→ What the exercise asks
Pull out from the material below all lines with "agents".
──────
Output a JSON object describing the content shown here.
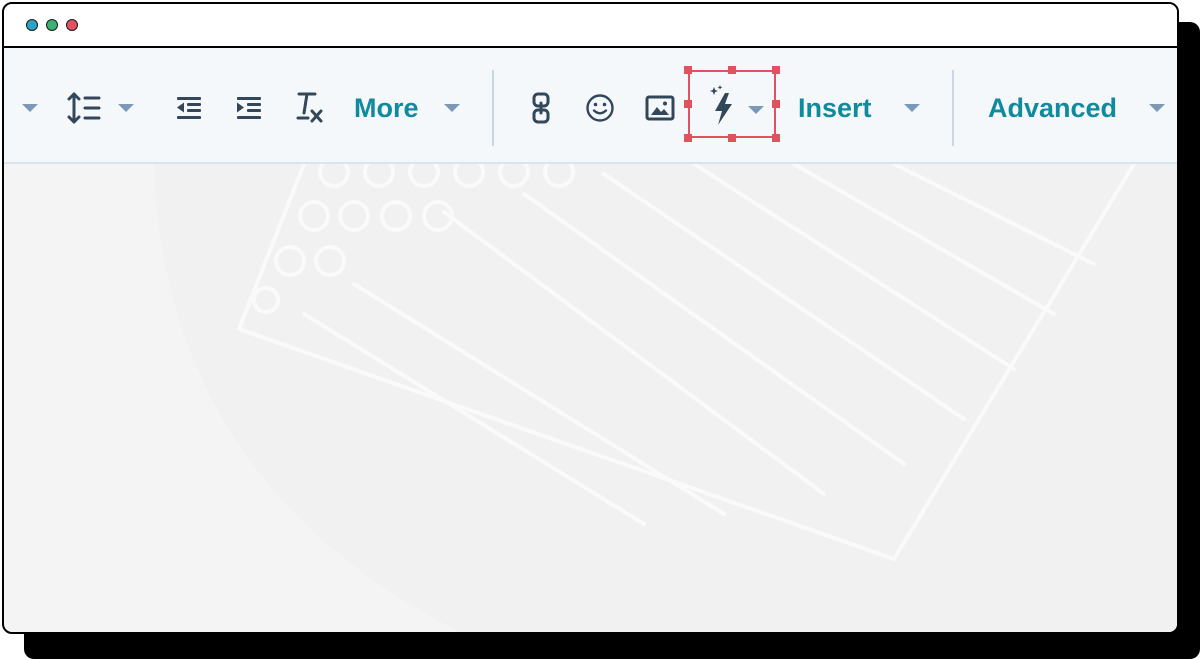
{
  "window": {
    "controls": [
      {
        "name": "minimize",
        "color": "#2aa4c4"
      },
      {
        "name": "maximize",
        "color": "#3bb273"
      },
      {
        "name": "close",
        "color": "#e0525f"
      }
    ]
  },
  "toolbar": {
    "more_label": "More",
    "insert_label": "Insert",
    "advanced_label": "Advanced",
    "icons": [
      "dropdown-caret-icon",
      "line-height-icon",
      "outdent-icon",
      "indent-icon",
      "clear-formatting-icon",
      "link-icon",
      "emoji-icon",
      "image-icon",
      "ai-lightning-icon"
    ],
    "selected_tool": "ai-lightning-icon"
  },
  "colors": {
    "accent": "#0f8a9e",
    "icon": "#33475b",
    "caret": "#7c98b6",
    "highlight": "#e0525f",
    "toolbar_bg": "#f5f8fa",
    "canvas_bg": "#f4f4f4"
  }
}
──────
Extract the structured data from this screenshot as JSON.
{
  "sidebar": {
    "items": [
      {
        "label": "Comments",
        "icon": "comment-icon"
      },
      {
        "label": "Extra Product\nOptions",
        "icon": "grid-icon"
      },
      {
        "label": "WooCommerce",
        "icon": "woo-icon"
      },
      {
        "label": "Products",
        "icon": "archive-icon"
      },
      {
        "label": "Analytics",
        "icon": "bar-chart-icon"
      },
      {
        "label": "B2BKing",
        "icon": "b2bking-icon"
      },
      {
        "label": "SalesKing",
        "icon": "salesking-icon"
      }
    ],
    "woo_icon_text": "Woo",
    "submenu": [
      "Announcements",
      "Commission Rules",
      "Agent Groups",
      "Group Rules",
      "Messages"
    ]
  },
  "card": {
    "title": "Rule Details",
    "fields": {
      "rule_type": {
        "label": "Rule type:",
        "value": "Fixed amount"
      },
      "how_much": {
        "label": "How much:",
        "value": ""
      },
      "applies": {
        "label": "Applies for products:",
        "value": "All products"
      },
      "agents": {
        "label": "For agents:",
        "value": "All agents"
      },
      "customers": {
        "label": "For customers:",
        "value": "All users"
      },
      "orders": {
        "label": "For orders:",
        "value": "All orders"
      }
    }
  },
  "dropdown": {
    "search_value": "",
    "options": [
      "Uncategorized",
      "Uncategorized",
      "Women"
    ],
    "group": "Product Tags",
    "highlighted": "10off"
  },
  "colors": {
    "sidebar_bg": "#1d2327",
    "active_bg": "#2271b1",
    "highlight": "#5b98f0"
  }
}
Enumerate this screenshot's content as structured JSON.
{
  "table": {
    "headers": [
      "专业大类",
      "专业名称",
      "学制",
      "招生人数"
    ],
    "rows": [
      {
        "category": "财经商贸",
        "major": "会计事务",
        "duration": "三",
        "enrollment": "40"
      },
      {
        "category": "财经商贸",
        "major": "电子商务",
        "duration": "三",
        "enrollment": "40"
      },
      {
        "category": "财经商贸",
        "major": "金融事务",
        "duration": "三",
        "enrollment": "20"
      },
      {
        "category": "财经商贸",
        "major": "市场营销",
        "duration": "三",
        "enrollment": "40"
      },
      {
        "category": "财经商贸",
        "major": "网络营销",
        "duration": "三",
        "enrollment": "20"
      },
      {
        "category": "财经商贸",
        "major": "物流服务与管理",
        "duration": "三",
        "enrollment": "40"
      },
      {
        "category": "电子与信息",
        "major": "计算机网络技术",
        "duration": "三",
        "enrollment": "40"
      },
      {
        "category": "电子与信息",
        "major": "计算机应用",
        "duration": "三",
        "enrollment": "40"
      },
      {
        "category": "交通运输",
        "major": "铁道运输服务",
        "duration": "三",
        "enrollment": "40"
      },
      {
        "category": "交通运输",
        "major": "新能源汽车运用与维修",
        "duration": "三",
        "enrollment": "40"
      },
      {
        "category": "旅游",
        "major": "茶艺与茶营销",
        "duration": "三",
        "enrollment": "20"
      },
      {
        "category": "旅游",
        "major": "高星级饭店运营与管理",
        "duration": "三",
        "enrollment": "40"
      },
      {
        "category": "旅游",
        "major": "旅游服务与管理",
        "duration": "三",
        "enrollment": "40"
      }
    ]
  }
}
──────
→ Answer to the problem
      "agents": {
        "label": "For agents:",
        "value": "All agents"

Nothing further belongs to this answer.